Your task
Copy out the entries exactly, from the first line to the last.

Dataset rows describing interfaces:
====
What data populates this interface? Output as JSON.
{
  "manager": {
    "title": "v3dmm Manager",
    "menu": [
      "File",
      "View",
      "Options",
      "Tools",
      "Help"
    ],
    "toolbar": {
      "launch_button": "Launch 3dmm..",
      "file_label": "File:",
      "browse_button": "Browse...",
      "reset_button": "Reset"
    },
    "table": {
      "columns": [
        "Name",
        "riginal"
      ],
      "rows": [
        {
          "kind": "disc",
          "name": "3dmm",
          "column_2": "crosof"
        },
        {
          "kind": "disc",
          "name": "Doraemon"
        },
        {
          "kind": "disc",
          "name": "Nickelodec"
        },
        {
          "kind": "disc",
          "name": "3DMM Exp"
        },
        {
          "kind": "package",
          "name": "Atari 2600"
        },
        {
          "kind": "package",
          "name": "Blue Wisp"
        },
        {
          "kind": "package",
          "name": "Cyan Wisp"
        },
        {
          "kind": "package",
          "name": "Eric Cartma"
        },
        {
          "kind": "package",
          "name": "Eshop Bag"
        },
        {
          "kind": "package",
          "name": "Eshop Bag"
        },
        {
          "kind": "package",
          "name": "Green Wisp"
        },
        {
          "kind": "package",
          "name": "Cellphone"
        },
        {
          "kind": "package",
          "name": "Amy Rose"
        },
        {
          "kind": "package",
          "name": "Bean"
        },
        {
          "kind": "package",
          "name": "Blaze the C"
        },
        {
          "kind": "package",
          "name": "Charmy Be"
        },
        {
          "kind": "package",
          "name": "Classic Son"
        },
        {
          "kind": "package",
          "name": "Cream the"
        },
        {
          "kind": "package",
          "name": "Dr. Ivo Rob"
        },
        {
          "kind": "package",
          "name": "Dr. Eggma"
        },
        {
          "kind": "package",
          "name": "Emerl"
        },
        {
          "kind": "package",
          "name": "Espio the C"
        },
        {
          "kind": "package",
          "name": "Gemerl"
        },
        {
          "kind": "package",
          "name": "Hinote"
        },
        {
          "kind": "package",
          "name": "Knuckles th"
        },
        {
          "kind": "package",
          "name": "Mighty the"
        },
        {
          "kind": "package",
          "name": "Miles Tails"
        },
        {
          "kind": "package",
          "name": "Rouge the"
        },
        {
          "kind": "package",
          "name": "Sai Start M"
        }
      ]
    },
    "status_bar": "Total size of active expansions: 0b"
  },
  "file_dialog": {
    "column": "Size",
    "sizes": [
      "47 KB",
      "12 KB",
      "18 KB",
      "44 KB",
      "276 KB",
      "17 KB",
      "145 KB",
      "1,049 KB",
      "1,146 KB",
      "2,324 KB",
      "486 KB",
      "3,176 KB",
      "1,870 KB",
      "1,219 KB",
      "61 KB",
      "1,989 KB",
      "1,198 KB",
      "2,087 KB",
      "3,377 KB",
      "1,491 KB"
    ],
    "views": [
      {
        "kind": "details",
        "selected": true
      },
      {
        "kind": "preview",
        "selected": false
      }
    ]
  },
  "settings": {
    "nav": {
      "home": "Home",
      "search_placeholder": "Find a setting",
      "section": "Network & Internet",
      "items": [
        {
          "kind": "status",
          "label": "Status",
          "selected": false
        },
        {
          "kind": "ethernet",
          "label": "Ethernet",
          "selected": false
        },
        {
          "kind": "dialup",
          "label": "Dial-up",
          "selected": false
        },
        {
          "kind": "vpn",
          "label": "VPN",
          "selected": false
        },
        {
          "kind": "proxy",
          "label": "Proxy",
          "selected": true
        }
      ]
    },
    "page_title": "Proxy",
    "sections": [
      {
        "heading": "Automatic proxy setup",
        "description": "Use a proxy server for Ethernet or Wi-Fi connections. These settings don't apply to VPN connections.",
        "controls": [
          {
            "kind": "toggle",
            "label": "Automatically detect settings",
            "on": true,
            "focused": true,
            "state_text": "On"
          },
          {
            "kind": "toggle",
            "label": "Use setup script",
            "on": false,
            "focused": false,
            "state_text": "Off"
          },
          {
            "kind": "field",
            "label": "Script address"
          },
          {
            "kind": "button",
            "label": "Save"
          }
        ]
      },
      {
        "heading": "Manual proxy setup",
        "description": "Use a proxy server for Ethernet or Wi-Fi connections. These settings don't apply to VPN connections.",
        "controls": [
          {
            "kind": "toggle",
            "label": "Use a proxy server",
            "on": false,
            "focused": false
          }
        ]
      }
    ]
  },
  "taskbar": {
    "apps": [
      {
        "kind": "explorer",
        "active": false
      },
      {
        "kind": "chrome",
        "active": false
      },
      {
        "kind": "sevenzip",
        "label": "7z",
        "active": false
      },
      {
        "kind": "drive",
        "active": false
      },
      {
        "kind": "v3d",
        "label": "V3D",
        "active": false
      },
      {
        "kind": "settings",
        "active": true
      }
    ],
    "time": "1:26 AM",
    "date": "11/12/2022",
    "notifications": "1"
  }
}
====
Written solution
What data populates this interface? Output as JSON.
{
  "manager": {
    "title": "v3dmm Manager",
    "menu": [
      "File",
      "View",
      "Options",
      "Tools",
      "Help"
    ],
    "toolbar": {
      "launch_button": "Launch 3dmm..",
      "file_label": "File:",
      "browse_button": "Browse...",
      "reset_button": "Reset"
    },
    "table": {
      "columns": [
        "Name",
        "riginal"
      ],
      "rows": [
        {
          "kind": "disc",
          "name": "3dmm",
          "column_2": "crosof"
        },
        {
          "kind": "disc",
          "name": "Doraemon"
        },
        {
          "kind": "disc",
          "name": "Nickelodec"
        },
        {
          "kind": "disc",
          "name": "3DMM Exp"
        },
        {
          "kind": "package",
          "name": "Atari 2600"
        },
        {
          "kind": "package",
          "name": "Blue Wisp"
        },
        {
          "kind": "package",
          "name": "Cyan Wisp"
        },
        {
          "kind": "package",
          "name": "Eric Cartma"
        },
        {
          "kind": "package",
          "name": "Eshop Bag"
        },
        {
          "kind": "package",
          "name": "Eshop Bag"
        },
        {
          "kind": "package",
          "name": "Green Wisp"
        },
        {
          "kind": "package",
          "name": "Cellphone"
        },
        {
          "kind": "package",
          "name": "Amy Rose"
        },
        {
          "kind": "package",
          "name": "Bean"
        },
        {
          "kind": "package",
          "name": "Blaze the C"
        },
        {
          "kind": "package",
          "name": "Charmy Be"
        },
        {
          "kind": "package",
          "name": "Classic Son"
        },
        {
          "kind": "package",
          "name": "Cream the"
        },
        {
          "kind": "package",
          "name": "Dr. Ivo Rob"
        },
        {
          "kind": "package",
          "name": "Dr. Eggma"
        },
        {
          "kind": "package",
          "name": "Emerl"
        },
        {
          "kind": "package",
          "name": "Espio the C"
        },
        {
          "kind": "package",
          "name": "Gemerl"
        },
        {
          "kind": "package",
          "name": "Hinote"
        },
        {
          "kind": "package",
          "name": "Knuckles th"
        },
        {
          "kind": "package",
          "name": "Mighty the"
        },
        {
          "kind": "package",
          "name": "Miles Tails"
        },
        {
          "kind": "package",
          "name": "Rouge the"
        },
        {
          "kind": "package",
          "name": "Sai Start M"
        }
      ]
    },
    "status_bar": "Total size of active expansions: 0b"
  },
  "file_dialog": {
    "column": "Size",
    "sizes": [
      "47 KB",
      "12 KB",
      "18 KB",
      "44 KB",
      "276 KB",
      "17 KB",
      "145 KB",
      "1,049 KB",
      "1,146 KB",
      "2,324 KB",
      "486 KB",
      "3,176 KB",
      "1,870 KB",
      "1,219 KB",
      "61 KB",
      "1,989 KB",
      "1,198 KB",
      "2,087 KB",
      "3,377 KB",
      "1,491 KB"
    ],
    "views": [
      {
        "kind": "details",
        "selected": true
      },
      {
        "kind": "preview",
        "selected": false
      }
    ]
  },
  "settings": {
    "nav": {
      "home": "Home",
      "search_placeholder": "Find a setting",
      "section": "Network & Internet",
      "items": [
        {
          "kind": "status",
          "label": "Status",
          "selected": false
        },
        {
          "kind": "ethernet",
          "label": "Ethernet",
          "selected": false
        },
        {
          "kind": "dialup",
          "label": "Dial-up",
          "selected": false
        },
        {
          "kind": "vpn",
          "label": "VPN",
          "selected": false
        },
        {
          "kind": "proxy",
          "label": "Proxy",
          "selected": true
        }
      ]
    },
    "page_title": "Proxy",
    "sections": [
      {
        "heading": "Automatic proxy setup",
        "description": "Use a proxy server for Ethernet or Wi-Fi connections. These settings don't apply to VPN connections.",
        "controls": [
          {
            "kind": "toggle",
            "label": "Automatically detect settings",
            "on": true,
            "focused": true,
            "state_text": "On"
          },
          {
            "kind": "toggle",
            "label": "Use setup script",
            "on": false,
            "focused": false,
            "state_text": "Off"
          },
          {
            "kind": "field",
            "label": "Script address"
          },
          {
            "kind": "button",
            "label": "Save"
          }
        ]
      },
      {
        "heading": "Manual proxy setup",
        "description": "Use a proxy server for Ethernet or Wi-Fi connections. These settings don't apply to VPN connections.",
        "controls": [
          {
            "kind": "toggle",
            "label": "Use a proxy server",
            "on": false,
            "focused": false
          }
        ]
      }
    ]
  },
  "taskbar": {
    "apps": [
      {
        "kind": "explorer",
        "active": false
      },
      {
        "kind": "chrome",
        "active": false
      },
      {
        "kind": "sevenzip",
        "label": "7z",
        "active": false
      },
      {
        "kind": "drive",
        "active": false
      },
      {
        "kind": "v3d",
        "label": "V3D",
        "active": false
      },
      {
        "kind": "settings",
        "active": true
      }
    ],
    "time": "1:26 AM",
    "date": "11/12/2022",
    "notifications": "1"
  }
}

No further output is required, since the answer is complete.